What is needed is an exact copy of the line that contains "Convert this screenshot" and of all later lines to the end of the records below, with no other lines.

— Collected data entries —
******
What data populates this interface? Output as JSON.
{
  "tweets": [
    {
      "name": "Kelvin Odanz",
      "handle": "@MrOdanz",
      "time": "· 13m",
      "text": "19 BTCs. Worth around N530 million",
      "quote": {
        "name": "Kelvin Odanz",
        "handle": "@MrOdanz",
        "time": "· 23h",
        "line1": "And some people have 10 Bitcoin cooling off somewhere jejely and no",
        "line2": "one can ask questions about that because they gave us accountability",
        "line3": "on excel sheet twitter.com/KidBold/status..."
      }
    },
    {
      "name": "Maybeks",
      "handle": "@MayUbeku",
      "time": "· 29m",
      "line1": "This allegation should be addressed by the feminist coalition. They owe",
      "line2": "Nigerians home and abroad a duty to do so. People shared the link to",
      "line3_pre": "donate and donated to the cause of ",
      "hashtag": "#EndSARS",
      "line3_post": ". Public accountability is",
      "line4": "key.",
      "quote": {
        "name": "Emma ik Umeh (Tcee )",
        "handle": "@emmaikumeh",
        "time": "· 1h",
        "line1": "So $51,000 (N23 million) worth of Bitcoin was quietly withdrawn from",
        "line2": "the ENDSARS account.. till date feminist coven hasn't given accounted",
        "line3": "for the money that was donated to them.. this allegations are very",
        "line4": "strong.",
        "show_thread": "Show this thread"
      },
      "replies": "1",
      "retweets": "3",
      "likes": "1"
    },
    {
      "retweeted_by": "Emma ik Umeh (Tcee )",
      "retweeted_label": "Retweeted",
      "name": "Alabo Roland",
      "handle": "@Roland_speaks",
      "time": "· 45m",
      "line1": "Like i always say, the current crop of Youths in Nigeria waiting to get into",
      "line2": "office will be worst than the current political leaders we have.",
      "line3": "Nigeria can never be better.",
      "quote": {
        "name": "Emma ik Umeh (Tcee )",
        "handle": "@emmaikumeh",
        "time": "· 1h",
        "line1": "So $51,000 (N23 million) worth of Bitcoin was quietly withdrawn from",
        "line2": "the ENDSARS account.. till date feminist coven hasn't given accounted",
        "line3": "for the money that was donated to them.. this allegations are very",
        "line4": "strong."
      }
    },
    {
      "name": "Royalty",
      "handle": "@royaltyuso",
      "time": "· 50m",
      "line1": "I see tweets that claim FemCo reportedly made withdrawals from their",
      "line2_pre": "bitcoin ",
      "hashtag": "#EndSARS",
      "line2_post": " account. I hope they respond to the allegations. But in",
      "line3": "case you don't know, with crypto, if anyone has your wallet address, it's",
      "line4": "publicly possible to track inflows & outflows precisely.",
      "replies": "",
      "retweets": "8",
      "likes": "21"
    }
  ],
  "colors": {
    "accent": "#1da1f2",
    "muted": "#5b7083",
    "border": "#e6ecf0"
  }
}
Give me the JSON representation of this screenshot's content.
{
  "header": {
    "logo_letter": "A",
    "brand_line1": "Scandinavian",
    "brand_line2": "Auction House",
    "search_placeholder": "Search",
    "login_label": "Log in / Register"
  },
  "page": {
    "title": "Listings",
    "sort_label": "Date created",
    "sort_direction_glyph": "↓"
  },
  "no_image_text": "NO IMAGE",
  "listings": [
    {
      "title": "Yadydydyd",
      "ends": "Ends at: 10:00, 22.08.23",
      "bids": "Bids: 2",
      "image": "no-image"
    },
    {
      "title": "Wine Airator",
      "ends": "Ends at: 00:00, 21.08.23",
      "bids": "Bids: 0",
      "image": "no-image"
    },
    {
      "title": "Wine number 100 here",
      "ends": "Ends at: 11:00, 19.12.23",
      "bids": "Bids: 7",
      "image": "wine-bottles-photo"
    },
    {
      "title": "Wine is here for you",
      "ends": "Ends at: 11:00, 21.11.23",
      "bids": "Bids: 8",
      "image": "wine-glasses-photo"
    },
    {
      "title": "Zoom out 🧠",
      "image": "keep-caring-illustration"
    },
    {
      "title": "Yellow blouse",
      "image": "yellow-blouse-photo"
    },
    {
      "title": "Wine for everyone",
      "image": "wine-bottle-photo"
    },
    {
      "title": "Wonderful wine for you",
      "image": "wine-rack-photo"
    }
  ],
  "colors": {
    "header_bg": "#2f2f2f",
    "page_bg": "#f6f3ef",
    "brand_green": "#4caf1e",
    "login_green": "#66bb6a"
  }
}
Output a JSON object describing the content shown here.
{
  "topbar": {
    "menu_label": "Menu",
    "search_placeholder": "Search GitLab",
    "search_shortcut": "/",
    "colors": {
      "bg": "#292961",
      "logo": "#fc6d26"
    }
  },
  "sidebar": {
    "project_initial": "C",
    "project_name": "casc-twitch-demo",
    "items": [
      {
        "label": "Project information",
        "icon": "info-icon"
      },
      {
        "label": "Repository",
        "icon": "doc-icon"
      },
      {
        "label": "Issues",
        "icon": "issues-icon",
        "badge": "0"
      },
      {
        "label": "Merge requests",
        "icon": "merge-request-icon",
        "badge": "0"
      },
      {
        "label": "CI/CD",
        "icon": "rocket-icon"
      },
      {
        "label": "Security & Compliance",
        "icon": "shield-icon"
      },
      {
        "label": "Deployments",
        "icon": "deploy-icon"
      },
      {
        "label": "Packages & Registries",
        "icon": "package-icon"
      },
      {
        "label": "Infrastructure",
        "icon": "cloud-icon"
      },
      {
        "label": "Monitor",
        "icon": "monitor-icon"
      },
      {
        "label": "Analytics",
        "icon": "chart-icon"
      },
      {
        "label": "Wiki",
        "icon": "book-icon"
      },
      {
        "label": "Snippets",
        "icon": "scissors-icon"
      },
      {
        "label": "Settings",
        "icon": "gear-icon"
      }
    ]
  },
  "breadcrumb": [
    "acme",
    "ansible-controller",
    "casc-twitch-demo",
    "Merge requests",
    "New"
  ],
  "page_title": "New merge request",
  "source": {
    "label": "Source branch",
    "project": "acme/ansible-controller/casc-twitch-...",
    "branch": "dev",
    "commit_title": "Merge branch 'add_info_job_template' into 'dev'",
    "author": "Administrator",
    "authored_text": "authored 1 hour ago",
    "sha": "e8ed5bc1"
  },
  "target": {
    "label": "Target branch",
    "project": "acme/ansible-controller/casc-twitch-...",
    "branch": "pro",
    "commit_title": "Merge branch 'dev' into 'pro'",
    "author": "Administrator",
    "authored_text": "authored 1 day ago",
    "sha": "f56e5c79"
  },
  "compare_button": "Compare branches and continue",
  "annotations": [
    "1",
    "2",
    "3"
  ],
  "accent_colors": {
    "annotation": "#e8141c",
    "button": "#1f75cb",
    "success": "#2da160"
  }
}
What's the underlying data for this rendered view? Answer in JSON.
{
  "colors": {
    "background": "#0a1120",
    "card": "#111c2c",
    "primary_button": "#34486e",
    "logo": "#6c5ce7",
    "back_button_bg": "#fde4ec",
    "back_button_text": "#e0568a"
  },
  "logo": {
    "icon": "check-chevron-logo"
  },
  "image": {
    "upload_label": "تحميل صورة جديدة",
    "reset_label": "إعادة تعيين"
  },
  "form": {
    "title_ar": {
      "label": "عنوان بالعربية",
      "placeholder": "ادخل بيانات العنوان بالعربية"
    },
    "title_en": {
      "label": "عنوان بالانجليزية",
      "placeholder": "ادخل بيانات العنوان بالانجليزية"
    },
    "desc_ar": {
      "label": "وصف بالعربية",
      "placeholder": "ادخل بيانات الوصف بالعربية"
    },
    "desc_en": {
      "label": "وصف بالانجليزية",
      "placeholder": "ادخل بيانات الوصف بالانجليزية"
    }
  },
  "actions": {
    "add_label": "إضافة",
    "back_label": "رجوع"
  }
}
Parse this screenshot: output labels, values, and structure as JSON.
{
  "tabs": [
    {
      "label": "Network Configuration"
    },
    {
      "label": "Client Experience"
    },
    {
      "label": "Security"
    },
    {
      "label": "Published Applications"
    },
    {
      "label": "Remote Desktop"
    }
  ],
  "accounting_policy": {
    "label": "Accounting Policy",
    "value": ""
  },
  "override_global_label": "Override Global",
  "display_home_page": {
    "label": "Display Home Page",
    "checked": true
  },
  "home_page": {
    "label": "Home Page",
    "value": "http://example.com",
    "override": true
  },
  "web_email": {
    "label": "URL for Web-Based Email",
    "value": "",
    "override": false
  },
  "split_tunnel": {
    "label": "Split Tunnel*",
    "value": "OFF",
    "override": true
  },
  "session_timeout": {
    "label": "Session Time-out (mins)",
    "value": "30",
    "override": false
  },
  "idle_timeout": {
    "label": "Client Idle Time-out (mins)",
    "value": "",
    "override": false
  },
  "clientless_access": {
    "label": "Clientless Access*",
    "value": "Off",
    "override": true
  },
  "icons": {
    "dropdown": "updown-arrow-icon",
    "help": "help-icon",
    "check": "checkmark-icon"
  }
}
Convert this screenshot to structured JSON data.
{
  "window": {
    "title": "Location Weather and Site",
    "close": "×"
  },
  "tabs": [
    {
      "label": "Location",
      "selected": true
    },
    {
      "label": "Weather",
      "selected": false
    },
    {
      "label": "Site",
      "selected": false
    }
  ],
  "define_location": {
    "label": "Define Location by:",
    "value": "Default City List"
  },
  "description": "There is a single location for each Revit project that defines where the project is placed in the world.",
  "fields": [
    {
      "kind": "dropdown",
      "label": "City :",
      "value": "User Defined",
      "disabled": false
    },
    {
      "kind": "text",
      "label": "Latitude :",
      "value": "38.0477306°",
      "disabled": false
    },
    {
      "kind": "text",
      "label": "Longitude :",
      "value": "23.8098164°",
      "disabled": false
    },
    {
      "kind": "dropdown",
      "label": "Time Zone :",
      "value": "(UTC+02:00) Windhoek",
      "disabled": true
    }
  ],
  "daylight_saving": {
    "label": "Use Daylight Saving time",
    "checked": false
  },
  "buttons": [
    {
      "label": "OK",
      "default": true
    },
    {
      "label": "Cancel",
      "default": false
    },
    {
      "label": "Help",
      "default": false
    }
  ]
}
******
— SOLVED PROBLEM —
Convert this screenshot to structured JSON data.
{
  "window": {
    "title": "Location Weather and Site",
    "close": "×"
  },
  "tabs": [
    {
      "label": "Location",
      "selected": true
    },
    {
      "label": "Weather",
      "selected": false
    },
    {
      "label": "Site",
      "selected": false
    }
  ],
  "define_location": {
    "label": "Define Location by:",
    "value": "Default City List"
  },
  "description": "There is a single location for each Revit project that defines where the project is placed in the world.",
  "fields": [
    {
      "kind": "dropdown",
      "label": "City :",
      "value": "User Defined",
      "disabled": false
    },
    {
      "kind": "text",
      "label": "Latitude :",
      "value": "38.0477306°",
      "disabled": false
    },
    {
      "kind": "text",
      "label": "Longitude :",
      "value": "23.8098164°",
      "disabled": false
    },
    {
      "kind": "dropdown",
      "label": "Time Zone :",
      "value": "(UTC+02:00) Windhoek",
      "disabled": true
    }
  ],
  "daylight_saving": {
    "label": "Use Daylight Saving time",
    "checked": false
  },
  "buttons": [
    {
      "label": "OK",
      "default": true
    },
    {
      "label": "Cancel",
      "default": false
    },
    {
      "label": "Help",
      "default": false
    }
  ]
}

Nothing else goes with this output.